The White River is known for coughing up trophy fish all year round. During the first six months of the year you’ll have the best luck with sink tips and large streamers due to the high water. In early summer you’ll find that nymph fishing is lucrative and the water depth is usually amenable for drifting. During late summer through December, the river’s tailwaters are typically low, making for good dry fly fishing. As the experts of this popular waterway will tell you, any time of year is good, it is only your method that will change.
The Little Red River and Mammoth Spring are also great any time of the year, even on the coldest days, due to the consistency of the water temperature. Spring yields good rainbow opportunities, while fall is your best bet for the bigger browns. At Little Red, the water is generally too high for wading in the spring so you’ll want to use streamers from the banks.
Little Mo is a favorite in winter and spring – anglers find that the biting is vigorous, making these great times for beginners and those teaching their children to fly fish. The March brown hatch happens from February to May, while light cahills make late summer through October ideal for a dry fly. If you’re going for quantity, February to April yield the most fish, while June to October mean better quality.
In general, about a 5 weight 9-foot rod with a 5X or 6X tippet and 9-foot leader will be your best bet.
For fly patterns you’ll want to keep a large variety on-hand, including caddis, scuds, midges, sow bugs, and wooly buggers. Streamers come in handy in locations where the water’s too deep for wading and at the Little Red River where leeches, sculpins, minnows, and shad are common food. July through September sees terrestrials at the White River. As with all of your fly fishing adventures, you’ll do best to hit up some local shops for area-specific ties.
Anglers 16 and older must carry an Arkansas fishing license, except when fishing in a licensed put-and-take pay lake. These may be obtained from the AGFC for $10.50 if you’re a resident and $50 for non-residents. You must also have a trout license for certain waters, so check the rules and regulations to be sure you’re adhering to the law.
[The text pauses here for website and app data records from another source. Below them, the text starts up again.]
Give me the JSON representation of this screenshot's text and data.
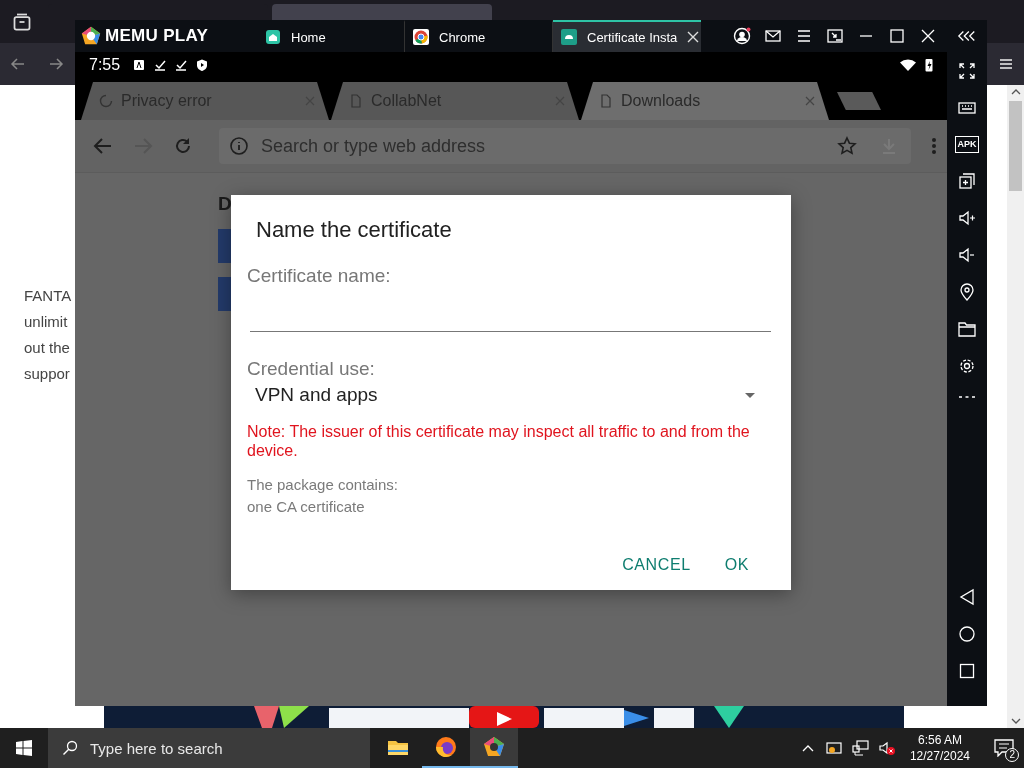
{
  "background_browser": {
    "page_text": [
      "FANTA",
      "unlimit",
      "out the",
      "suppor"
    ]
  },
  "emulator": {
    "logo": "MEMU PLAY",
    "tabs": [
      {
        "label": "Home",
        "selected": false
      },
      {
        "label": "Chrome",
        "selected": false
      },
      {
        "label": "Certificate Insta",
        "selected": true
      }
    ],
    "sidebar": {
      "apk_label": "APK"
    },
    "status_bar": {
      "time": "7:55"
    },
    "browser": {
      "tabs": [
        {
          "label": "Privacy error",
          "loading": true,
          "selected": false
        },
        {
          "label": "CollabNet",
          "loading": false,
          "selected": false
        },
        {
          "label": "Downloads",
          "loading": false,
          "selected": true
        }
      ],
      "address_placeholder": "Search or type web address",
      "page": {
        "heading": "D"
      }
    },
    "dialog": {
      "title": "Name the certificate",
      "name_field": {
        "label": "Certificate name:"
      },
      "credential_use": {
        "label": "Credential use:",
        "value": "VPN and apps"
      },
      "warning": "Note: The issuer of this certificate may inspect all traffic to and from the device.",
      "package_info": [
        "The package contains:",
        "one CA certificate"
      ],
      "buttons": [
        "CANCEL",
        "OK"
      ]
    }
  },
  "taskbar": {
    "search_placeholder": "Type here to search",
    "apps": [
      {
        "kind": "explorer",
        "active": false
      },
      {
        "kind": "firefox",
        "active": true
      },
      {
        "kind": "memu",
        "active": true
      }
    ],
    "time": "6:56 AM",
    "date": "12/27/2024",
    "notification_count": "2"
  }
}
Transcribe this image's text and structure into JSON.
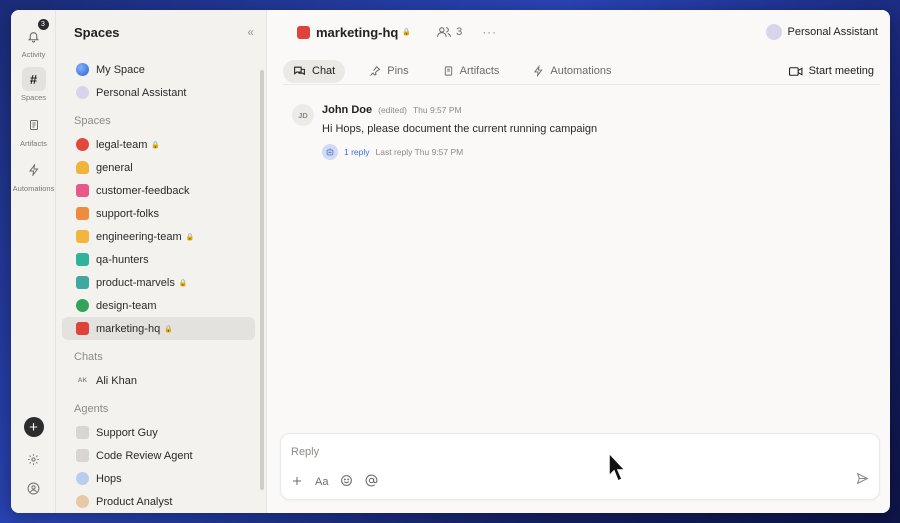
{
  "rail": {
    "activity_label": "Activity",
    "activity_badge": "3",
    "spaces_label": "Spaces",
    "artifacts_label": "Artifacts",
    "automations_label": "Automations",
    "spaces_glyph": "#"
  },
  "sidebar": {
    "title": "Spaces",
    "top_items": [
      {
        "label": "My Space",
        "icon": "globe-icon"
      },
      {
        "label": "Personal Assistant",
        "icon": "assistant-avatar"
      }
    ],
    "spaces_section": "Spaces",
    "spaces": [
      {
        "label": "legal-team",
        "locked": true,
        "color": "#e2483d"
      },
      {
        "label": "general",
        "locked": false,
        "color": "#f1b43b"
      },
      {
        "label": "customer-feedback",
        "locked": false,
        "color": "#e9588a"
      },
      {
        "label": "support-folks",
        "locked": false,
        "color": "#f08a3c"
      },
      {
        "label": "engineering-team",
        "locked": true,
        "color": "#f3b63c"
      },
      {
        "label": "qa-hunters",
        "locked": false,
        "color": "#2fb39b"
      },
      {
        "label": "product-marvels",
        "locked": true,
        "color": "#3fa9a0"
      },
      {
        "label": "design-team",
        "locked": false,
        "color": "#33a35a"
      },
      {
        "label": "marketing-hq",
        "locked": true,
        "color": "#e0413a",
        "active": true
      }
    ],
    "chats_section": "Chats",
    "chats": [
      {
        "initials": "AK",
        "label": "Ali Khan"
      }
    ],
    "agents_section": "Agents",
    "agents": [
      {
        "label": "Support Guy"
      },
      {
        "label": "Code Review Agent"
      },
      {
        "label": "Hops"
      },
      {
        "label": "Product Analyst"
      }
    ],
    "lock_glyph": "🔒"
  },
  "header": {
    "channel": "marketing-hq",
    "member_count": "3",
    "more": "···",
    "assistant": "Personal Assistant"
  },
  "tabs": [
    {
      "label": "Chat",
      "active": true
    },
    {
      "label": "Pins"
    },
    {
      "label": "Artifacts"
    },
    {
      "label": "Automations"
    }
  ],
  "start_meeting": "Start meeting",
  "message": {
    "avatar": "JD",
    "author": "John Doe",
    "edited": "(edited)",
    "time": "Thu 9:57 PM",
    "text": "Hi Hops, please document the current running campaign",
    "reply_count": "1 reply",
    "last_reply": "Last reply Thu 9:57 PM"
  },
  "composer": {
    "placeholder": "Reply",
    "format_label": "Aa"
  }
}
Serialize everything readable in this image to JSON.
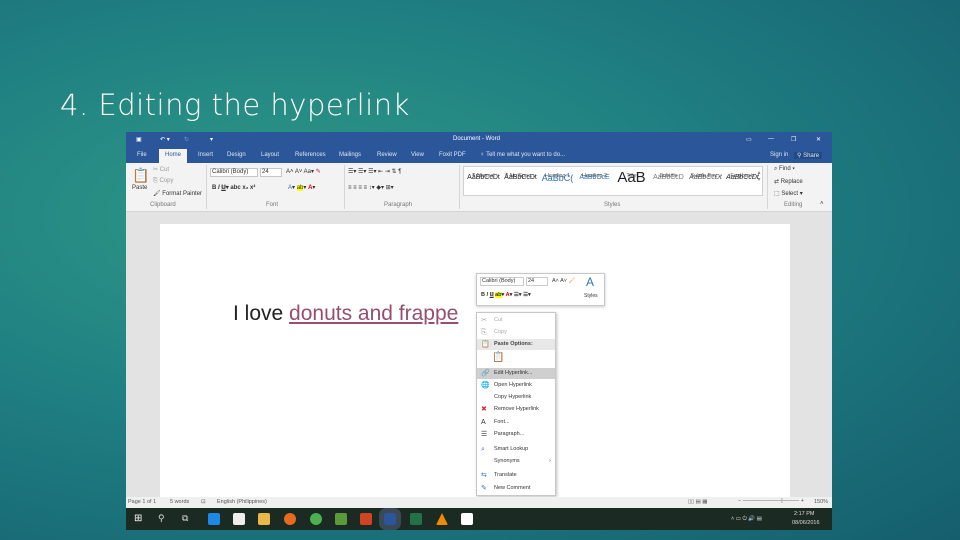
{
  "slide": {
    "title": "4. Editing the hyperlink"
  },
  "window": {
    "title": "Document - Word",
    "sign_in": "Sign in",
    "share": "Share",
    "tell_me": "Tell me what you want to do..."
  },
  "tabs": [
    "File",
    "Home",
    "Insert",
    "Design",
    "Layout",
    "References",
    "Mailings",
    "Review",
    "View",
    "Foxit PDF"
  ],
  "ribbon": {
    "clipboard": {
      "paste": "Paste",
      "cut": "Cut",
      "copy": "Copy",
      "format_painter": "Format Painter",
      "label": "Clipboard"
    },
    "font": {
      "name": "Calibri (Body)",
      "size": "24",
      "label": "Font"
    },
    "paragraph": {
      "label": "Paragraph"
    },
    "styles": {
      "label": "Styles",
      "items": [
        {
          "preview": "AaBbCcDt",
          "name": "¶ Normal"
        },
        {
          "preview": "AaBbCcDt",
          "name": "¶ No Spac..."
        },
        {
          "preview": "AaBbC(",
          "name": "Heading 1"
        },
        {
          "preview": "AaBbCcE",
          "name": "Heading 2"
        },
        {
          "preview": "AaB",
          "name": "Title"
        },
        {
          "preview": "AaBbCcD",
          "name": "Subtitle"
        },
        {
          "preview": "AaBbCcDt",
          "name": "Subtle Em..."
        },
        {
          "preview": "AaBbCcDt",
          "name": "Emphasis"
        }
      ]
    },
    "editing": {
      "find": "Find",
      "replace": "Replace",
      "select": "Select",
      "label": "Editing"
    }
  },
  "document": {
    "text_plain": "I love ",
    "text_link": "donuts and frappe"
  },
  "mini_toolbar": {
    "font": "Calibri (Body)",
    "size": "24",
    "styles": "Styles"
  },
  "context_menu": [
    "Cut",
    "Copy",
    "Paste Options:",
    "Edit Hyperlink...",
    "Open Hyperlink",
    "Copy Hyperlink",
    "Remove Hyperlink",
    "Font...",
    "Paragraph...",
    "Smart Lookup",
    "Synonyms",
    "Translate",
    "New Comment"
  ],
  "status": {
    "page": "Page 1 of 1",
    "words": "5 words",
    "language": "English (Philippines)",
    "zoom": "150%"
  },
  "taskbar": {
    "time": "2:17 PM",
    "date": "08/06/2016"
  },
  "colors": {
    "word_blue": "#2b579a",
    "link": "#954f72"
  }
}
There’s no doubt this state has a bevy of choices for fly fishermen to pick from, and not only are the trout and other species plentiful, but the scenic areas surrounding the rivers, streams, and mountains make for a visually stunning experience. Arkansas may not be the first destination vacationers think of but it’s the perfect getaway for those seeking a beautiful environment in which to cast their line.